Today I finally got my bike running after three weekends of maintenance. In terms of happiness, turning the key and hearing it start for the first time ranks right up there along with the birth of my two kids. I was so relieved, to know the bike still worked perfectly after 12 long years of sitting idle in somebody's shed.
I bought the bike three weeks ago and have been working away on it every weekend to get it recommissioned. As I mentioned in an earlier blog, I am new to motorcycling and this is the first bike I have ever owned let alone worked on. For me, it has meant doing a lot of research, reading, and being patient to work through each problem (I've learnt that patience is an art in the motorcycle world).
And as far as problems go, my 1985 Honda 250F has a few of those. The bike sat around collecting dust for 12 years. That's a lot of time for parts to begin deteriorating. The bike wouldn't start (suspected fuel issue). The mufflers were eaten through with rust. The clutch master cyclinder had dried out of fluid, and the slave cylinder had leaked. All the fluids needed replacing. The bike needs new tyres,brakes and I'll replace the chain for peace of mind. Still, it presented really well, and I knew if I could just get it started...all my hard work would be worth it.
This is the story of how I got my first bike it started today. If you want to skip the details, just go to the photo down below to see how happy I was this afternoon
Two weekends ago
This was the first time I tried to start the bike and it ended in failure. I had cleaned out the fuel tank (three times) which was full of stale fuel. I watched many, very many videos on how to do this (thanks YouTube). I changed the oil -the old oil had been sitting in the sump for so long the minerals had separated.

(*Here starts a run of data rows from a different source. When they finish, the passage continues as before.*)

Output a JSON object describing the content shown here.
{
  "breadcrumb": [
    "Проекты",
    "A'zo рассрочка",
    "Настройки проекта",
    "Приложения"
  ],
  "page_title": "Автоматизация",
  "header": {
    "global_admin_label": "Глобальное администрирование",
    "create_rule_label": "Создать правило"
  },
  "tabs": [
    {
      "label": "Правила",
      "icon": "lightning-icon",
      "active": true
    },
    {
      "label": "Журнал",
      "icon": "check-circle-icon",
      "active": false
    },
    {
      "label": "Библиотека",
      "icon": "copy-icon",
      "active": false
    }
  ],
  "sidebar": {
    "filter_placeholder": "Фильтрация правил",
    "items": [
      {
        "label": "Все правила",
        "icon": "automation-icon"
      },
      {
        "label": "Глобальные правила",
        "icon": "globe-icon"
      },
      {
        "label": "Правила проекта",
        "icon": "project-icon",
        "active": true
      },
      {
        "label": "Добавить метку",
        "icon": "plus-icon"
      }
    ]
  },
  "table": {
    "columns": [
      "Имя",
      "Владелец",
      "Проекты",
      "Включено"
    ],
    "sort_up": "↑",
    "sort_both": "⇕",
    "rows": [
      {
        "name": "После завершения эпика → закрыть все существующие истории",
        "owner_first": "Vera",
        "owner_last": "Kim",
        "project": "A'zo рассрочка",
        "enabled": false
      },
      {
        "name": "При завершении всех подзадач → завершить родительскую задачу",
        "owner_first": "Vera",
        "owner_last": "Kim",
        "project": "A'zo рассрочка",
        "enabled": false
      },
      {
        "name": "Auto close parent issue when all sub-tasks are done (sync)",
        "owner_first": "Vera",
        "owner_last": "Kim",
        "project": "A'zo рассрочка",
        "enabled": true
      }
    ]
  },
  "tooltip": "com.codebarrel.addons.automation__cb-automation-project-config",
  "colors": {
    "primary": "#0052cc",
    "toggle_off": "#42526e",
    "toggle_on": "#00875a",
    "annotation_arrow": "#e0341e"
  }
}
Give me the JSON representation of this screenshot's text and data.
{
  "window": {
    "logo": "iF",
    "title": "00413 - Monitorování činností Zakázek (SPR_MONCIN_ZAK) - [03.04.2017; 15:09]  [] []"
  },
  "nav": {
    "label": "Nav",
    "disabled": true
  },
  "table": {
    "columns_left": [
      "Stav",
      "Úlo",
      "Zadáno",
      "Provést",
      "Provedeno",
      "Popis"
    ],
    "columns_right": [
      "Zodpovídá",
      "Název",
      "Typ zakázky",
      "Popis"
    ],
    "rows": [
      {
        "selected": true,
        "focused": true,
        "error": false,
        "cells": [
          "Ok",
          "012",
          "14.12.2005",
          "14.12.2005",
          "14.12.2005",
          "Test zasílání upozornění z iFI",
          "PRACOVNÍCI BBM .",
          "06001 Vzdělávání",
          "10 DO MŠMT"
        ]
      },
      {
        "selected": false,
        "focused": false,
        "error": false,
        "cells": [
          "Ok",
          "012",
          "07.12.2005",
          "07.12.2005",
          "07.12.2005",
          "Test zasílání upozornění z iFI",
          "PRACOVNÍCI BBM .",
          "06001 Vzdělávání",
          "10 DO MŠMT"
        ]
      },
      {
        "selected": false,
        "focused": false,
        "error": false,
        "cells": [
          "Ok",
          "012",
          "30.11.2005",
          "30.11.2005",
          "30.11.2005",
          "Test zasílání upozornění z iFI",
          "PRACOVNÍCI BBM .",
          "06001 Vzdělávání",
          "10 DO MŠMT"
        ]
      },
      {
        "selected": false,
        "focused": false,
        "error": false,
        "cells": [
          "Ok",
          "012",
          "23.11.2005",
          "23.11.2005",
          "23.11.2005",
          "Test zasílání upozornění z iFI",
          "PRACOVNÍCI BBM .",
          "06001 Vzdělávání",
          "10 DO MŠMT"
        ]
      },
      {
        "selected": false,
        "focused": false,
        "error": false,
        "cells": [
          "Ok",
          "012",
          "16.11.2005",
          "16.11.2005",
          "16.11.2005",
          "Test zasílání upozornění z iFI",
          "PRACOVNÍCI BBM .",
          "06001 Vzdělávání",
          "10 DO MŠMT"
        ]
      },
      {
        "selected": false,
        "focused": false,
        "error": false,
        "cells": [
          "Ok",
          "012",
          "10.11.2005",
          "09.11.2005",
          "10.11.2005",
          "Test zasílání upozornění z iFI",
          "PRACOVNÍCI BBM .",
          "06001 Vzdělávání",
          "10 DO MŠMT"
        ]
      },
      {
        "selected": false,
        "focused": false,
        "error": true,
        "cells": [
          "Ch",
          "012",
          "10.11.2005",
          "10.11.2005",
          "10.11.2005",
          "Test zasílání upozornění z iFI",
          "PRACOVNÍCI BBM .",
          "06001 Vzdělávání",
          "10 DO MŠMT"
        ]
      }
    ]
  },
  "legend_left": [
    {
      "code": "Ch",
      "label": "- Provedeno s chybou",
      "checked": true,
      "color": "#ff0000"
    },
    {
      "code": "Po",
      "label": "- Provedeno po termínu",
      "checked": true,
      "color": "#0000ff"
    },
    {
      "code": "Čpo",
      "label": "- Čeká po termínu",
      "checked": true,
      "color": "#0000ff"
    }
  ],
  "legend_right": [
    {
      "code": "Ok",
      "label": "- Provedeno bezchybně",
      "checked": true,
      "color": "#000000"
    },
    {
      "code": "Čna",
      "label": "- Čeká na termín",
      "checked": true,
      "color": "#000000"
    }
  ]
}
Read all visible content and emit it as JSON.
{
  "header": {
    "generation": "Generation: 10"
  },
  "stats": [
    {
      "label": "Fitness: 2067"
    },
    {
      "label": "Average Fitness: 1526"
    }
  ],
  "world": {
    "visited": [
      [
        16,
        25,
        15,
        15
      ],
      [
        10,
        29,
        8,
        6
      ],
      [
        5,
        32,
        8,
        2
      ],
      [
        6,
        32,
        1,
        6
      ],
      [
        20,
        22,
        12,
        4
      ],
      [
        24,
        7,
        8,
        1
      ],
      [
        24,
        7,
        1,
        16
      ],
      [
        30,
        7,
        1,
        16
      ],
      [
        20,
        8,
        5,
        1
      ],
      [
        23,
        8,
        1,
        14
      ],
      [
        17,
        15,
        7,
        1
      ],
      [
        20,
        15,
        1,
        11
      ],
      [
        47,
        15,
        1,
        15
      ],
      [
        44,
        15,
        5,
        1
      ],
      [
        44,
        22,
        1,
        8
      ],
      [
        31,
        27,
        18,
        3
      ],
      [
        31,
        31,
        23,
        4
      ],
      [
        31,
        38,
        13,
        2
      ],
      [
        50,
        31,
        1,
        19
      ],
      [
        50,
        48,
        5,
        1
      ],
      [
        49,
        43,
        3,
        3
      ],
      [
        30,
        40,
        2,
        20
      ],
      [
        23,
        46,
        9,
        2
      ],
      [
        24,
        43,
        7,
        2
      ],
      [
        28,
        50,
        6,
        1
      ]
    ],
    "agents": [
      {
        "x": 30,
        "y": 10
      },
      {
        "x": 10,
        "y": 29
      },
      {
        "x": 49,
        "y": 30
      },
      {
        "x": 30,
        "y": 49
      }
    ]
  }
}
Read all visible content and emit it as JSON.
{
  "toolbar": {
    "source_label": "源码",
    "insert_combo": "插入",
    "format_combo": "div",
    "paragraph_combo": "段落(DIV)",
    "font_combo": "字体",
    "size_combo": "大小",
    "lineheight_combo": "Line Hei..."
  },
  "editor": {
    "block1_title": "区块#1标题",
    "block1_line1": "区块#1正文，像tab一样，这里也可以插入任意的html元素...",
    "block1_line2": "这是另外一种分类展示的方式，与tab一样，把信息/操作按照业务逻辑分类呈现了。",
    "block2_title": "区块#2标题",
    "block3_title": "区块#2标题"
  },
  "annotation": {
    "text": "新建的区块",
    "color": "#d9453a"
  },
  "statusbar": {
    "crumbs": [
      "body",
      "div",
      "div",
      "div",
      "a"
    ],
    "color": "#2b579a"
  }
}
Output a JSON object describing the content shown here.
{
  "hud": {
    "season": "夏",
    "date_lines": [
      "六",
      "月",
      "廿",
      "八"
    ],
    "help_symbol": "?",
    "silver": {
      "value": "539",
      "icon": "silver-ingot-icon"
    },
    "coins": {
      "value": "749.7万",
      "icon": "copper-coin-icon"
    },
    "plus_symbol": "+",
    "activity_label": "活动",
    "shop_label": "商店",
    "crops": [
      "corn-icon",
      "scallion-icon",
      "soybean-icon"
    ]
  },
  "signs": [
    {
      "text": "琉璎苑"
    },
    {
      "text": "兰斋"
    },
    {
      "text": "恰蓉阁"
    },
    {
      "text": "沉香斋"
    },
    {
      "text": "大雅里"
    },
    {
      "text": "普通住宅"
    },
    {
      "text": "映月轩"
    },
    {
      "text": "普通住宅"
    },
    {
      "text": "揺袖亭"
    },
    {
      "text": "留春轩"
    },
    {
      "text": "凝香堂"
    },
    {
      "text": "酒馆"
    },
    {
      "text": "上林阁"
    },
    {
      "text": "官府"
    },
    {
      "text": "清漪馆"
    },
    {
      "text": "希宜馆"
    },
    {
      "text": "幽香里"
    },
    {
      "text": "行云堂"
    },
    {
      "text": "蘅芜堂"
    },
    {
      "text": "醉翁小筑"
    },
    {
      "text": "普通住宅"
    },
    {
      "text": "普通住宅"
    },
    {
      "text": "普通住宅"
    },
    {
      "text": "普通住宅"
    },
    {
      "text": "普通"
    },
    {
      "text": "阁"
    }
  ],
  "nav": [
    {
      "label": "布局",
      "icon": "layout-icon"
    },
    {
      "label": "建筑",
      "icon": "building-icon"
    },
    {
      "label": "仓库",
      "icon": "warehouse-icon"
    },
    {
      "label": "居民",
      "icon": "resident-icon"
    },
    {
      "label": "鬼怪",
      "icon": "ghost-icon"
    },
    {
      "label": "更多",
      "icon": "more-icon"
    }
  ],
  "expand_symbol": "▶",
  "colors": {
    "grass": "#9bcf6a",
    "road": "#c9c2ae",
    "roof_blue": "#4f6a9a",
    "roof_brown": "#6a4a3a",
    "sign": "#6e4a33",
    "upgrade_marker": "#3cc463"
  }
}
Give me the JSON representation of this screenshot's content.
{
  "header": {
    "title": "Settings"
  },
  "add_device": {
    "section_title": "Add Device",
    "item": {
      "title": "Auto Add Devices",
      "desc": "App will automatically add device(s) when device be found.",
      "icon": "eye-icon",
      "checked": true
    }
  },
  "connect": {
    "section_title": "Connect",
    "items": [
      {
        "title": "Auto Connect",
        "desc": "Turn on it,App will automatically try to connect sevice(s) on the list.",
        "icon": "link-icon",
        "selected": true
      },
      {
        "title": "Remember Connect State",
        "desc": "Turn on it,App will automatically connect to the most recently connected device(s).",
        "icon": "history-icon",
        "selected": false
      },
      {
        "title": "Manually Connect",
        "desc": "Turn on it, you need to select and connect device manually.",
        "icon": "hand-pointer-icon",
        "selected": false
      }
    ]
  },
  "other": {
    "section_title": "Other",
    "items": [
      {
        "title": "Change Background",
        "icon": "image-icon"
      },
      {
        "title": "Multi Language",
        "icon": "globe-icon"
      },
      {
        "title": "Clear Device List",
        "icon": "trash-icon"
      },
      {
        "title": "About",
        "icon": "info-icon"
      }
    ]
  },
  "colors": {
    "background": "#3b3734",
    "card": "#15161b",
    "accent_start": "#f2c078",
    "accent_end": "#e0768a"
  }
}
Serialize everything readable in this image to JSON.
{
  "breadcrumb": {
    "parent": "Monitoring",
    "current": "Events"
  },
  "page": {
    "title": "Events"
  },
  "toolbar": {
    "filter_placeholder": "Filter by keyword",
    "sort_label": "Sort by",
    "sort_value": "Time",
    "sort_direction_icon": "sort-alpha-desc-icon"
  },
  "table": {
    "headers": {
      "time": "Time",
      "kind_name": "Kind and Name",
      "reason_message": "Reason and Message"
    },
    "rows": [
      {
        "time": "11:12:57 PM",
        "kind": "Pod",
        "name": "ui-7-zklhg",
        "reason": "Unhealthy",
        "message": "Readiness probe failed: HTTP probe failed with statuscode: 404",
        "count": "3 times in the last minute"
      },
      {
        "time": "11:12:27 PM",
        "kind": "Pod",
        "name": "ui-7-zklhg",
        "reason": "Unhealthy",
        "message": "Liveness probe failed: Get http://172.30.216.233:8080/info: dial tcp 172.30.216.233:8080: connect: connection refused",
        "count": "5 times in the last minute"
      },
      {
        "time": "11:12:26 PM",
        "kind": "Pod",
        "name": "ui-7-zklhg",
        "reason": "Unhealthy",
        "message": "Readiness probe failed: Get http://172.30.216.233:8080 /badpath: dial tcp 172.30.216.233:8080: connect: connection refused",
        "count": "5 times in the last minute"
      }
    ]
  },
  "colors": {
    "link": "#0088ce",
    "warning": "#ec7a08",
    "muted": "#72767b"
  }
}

I replaced the coolant too - the old coolant was surprisingly clean and green - a good sign. I tried to start the bike but unfortunately fuel just poured out the bottom of my carburettors. I had a feeling my carbs would be clogged up so wasn't too surprised. I spent the rest of that weekend reconditioning the hydraulic clutch - which now works perfectly.
I was very nervous about trying to clean the carburettor. I have done many hard hard mechanical jobs on my car, but never on a motorcycle carburettor. I barely knew how they work. Lots of little bits and pieces made me nervous for some reason. A lot of the advice on the internet warns people not to play with things like carburettors. So I spent the whole week after work learning as much as I could about carburettors. How they work, how to diagnose problems, how to clean and fix them to run like knew.
I pulled the bike apart again to remove the carburettor - I was getting much quicker at it now. Petrol pouring out of the carburettors means problem with the floats. I removed the bowl cover and yep, both fuel chambers were pretty clogged up inside. I took care removing the float pin, and floats. I gave them a good clean: (WD40) on metal surfaces, soapy water on the flats and silicone lube on the float hinge. They worked like knew. I put everything back together, reassembled the bike and tried to fire the engine - fail #2. This time there was no fuel pouring out of my carburettors, but the bike wouldn't start. I flattened the battery trying. I was really upset about it actually. All that work and nothing to show for it. I would have to wait for another weekend to try again.
In the beginning I had hoped the carburetters wouldn't need a full cleaning. Some of the jets inside are set at factory settings and I was nervous to remove them in case I made a mistake putting them back together correctly. On Saturday I opened the carbs up again. All the holes in the starter jets were clogged. I used one of my wife's sewing needles to clear the holes. I also scrubbed them with a toothbrush and degreaser. I reassembled the bike, and tried to crank the engine again - fail #3. The bike just refused to start.
I went to bed last night feeling very down. I was beginning to regret buying a 30 year old bike. Obviously, The carburettor needed a full clean - not just a clean of the obvious things. I pulled the bike apart yet again and pulled open the carburettors. I sat down for 3 hours cleaning them. I removed all the jets I cleaned yesterday and soaked them in boiling water - so much gunk blew out of them. Never skip this step - ever. I also cleaned very crevice inside my carbureter - at least 5 times. I disassembled everythin and cleaned it spotless. I reassembled and put my bike back together.
The moment of truth
I turned the bike over about 7 or 8 times and it still refused to fire. Just starter noise. I pulled out the spark plugs, and it was like no petrol was down there. Lots of compression though. Plenty of spark. I tried to start the bike another 5-6 times. Nothing. The next time, a glimmer of home - a few crackles. Then a few more crackles but still not quite there yet. My battery was amost flat. A few more cranks and then it happened....BOOM! The engine roared into life! It was a fantastic feeling, and one that only a person who has revived an older bike can understand. All that work finally paid off. I let the bike idle for 20 minutes before stopping. Afterwards, it started first go. It was like a dream come true.
There is still a lot to do to get my bike ready for rego, but all the hard work is done. The smile on my face should keep me going a few more weeks.